• [What you are asked to do] In the data below, how many lines contain the string "this"? Give only the figure.

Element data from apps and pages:
──────────────────────────────

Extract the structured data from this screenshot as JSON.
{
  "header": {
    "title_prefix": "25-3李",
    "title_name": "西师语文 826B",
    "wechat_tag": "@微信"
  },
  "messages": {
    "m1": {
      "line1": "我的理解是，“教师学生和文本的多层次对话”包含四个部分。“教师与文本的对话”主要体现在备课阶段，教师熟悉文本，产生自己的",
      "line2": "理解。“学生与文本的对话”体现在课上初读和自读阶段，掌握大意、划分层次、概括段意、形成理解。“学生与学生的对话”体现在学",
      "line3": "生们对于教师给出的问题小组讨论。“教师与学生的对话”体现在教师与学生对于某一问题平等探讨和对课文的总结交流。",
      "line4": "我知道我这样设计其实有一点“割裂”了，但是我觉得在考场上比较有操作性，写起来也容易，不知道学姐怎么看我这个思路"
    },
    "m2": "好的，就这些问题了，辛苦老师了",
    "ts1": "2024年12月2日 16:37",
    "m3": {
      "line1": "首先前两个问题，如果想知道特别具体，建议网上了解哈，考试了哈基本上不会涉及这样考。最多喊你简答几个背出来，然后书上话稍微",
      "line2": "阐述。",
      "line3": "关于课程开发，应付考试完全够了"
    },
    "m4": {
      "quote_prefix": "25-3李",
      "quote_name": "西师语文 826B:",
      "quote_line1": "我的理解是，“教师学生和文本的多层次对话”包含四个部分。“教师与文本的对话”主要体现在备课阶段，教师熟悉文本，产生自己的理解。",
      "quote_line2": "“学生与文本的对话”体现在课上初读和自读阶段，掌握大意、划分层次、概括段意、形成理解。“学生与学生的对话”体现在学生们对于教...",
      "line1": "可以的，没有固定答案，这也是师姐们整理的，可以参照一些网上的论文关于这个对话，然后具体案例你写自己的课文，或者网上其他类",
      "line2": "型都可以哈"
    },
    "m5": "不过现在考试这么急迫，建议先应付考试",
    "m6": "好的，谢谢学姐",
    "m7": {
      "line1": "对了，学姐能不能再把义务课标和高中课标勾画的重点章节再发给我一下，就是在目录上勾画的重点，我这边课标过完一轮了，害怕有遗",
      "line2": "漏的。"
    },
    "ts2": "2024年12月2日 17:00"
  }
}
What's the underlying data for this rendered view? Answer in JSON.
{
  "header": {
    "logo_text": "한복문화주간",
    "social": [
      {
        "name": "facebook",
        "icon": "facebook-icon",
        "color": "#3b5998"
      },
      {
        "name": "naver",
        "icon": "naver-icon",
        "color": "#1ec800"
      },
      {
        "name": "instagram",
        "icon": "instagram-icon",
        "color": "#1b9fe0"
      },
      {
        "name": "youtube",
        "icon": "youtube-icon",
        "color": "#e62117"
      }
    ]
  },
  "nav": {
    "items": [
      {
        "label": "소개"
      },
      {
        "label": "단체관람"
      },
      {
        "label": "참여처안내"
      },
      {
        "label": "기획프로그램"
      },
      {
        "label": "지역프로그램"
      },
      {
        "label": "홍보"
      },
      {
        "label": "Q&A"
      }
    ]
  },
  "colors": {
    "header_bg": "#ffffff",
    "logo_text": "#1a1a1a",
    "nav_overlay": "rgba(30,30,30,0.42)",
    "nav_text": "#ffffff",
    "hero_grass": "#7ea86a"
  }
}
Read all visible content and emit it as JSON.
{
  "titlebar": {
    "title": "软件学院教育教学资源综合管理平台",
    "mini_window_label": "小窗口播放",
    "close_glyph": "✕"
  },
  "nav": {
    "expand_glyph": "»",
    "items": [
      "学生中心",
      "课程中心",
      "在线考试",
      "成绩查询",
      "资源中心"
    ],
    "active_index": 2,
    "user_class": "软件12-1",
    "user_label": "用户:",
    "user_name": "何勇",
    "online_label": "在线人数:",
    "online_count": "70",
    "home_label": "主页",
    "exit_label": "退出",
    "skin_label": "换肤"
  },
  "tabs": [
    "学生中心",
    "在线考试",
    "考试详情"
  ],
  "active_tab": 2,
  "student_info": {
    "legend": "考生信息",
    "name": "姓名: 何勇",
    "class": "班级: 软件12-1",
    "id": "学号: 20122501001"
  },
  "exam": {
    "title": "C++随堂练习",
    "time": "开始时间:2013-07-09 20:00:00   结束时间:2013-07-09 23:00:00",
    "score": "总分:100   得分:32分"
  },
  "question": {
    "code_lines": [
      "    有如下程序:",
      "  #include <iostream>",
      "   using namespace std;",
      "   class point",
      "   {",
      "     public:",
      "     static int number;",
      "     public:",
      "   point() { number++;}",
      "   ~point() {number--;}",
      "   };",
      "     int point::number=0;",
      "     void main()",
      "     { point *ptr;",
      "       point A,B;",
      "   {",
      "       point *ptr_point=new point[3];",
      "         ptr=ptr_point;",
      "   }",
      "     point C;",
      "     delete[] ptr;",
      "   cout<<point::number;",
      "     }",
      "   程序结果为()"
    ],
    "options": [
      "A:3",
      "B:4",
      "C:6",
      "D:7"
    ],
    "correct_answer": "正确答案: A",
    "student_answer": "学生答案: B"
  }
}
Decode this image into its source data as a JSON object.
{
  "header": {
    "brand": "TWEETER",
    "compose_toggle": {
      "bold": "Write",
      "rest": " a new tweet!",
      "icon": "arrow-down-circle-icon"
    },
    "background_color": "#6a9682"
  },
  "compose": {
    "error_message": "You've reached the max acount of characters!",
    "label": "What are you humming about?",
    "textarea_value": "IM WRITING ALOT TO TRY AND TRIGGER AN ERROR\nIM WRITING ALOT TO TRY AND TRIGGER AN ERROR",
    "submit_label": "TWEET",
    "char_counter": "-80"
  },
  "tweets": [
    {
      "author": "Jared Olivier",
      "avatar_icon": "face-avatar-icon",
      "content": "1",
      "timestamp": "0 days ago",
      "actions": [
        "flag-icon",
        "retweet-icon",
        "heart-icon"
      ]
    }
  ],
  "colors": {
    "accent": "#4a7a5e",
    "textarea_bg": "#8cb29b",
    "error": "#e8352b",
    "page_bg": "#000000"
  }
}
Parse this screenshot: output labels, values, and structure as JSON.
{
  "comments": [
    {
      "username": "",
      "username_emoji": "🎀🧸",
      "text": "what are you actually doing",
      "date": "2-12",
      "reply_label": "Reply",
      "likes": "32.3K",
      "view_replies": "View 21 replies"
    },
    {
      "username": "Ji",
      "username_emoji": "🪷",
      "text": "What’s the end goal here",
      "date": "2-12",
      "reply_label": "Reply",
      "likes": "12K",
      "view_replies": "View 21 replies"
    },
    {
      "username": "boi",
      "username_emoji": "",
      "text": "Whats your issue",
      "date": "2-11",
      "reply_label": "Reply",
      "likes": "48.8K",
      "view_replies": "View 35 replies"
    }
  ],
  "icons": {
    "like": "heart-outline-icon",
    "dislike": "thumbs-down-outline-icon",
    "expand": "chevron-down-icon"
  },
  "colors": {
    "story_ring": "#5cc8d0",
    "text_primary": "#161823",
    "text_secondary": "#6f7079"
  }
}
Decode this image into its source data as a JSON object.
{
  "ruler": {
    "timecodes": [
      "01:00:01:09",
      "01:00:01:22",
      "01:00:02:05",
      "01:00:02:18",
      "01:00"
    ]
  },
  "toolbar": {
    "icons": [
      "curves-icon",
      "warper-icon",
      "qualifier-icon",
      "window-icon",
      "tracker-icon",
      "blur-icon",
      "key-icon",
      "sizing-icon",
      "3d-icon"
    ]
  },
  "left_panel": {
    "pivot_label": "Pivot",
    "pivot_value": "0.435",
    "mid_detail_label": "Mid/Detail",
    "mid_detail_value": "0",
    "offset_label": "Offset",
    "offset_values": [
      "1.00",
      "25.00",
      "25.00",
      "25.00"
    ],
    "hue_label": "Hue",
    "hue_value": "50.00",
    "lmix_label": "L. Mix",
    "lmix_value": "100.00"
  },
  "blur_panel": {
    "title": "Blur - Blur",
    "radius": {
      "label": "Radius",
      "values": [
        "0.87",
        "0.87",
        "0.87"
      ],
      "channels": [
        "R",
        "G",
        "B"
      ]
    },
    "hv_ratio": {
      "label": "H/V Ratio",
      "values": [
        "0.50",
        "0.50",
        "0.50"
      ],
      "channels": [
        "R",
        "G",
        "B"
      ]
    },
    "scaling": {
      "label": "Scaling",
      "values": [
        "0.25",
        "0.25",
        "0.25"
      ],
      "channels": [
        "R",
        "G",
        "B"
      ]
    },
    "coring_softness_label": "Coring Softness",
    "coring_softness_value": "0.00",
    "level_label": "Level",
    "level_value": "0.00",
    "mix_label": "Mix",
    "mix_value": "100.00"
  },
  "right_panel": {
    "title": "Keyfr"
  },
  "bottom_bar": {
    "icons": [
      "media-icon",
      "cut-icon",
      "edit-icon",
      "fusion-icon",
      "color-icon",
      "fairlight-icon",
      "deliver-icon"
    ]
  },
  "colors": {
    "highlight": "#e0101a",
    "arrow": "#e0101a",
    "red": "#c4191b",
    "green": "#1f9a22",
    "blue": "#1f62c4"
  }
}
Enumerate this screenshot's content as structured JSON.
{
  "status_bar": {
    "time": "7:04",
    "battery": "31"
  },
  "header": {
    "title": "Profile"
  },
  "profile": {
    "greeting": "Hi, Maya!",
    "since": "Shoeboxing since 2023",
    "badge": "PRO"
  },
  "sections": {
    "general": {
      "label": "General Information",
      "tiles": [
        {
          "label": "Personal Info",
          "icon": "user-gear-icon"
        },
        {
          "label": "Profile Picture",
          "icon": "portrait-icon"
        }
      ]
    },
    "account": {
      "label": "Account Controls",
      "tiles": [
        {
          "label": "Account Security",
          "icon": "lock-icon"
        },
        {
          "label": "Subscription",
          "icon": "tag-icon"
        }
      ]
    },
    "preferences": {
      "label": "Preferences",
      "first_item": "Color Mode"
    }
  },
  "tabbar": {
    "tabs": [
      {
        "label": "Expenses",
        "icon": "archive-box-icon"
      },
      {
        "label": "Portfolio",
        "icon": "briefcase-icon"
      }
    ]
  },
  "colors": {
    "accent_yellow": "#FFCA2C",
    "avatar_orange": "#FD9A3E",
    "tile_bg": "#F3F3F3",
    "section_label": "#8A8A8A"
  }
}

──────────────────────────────

• [Output of the exercise] 6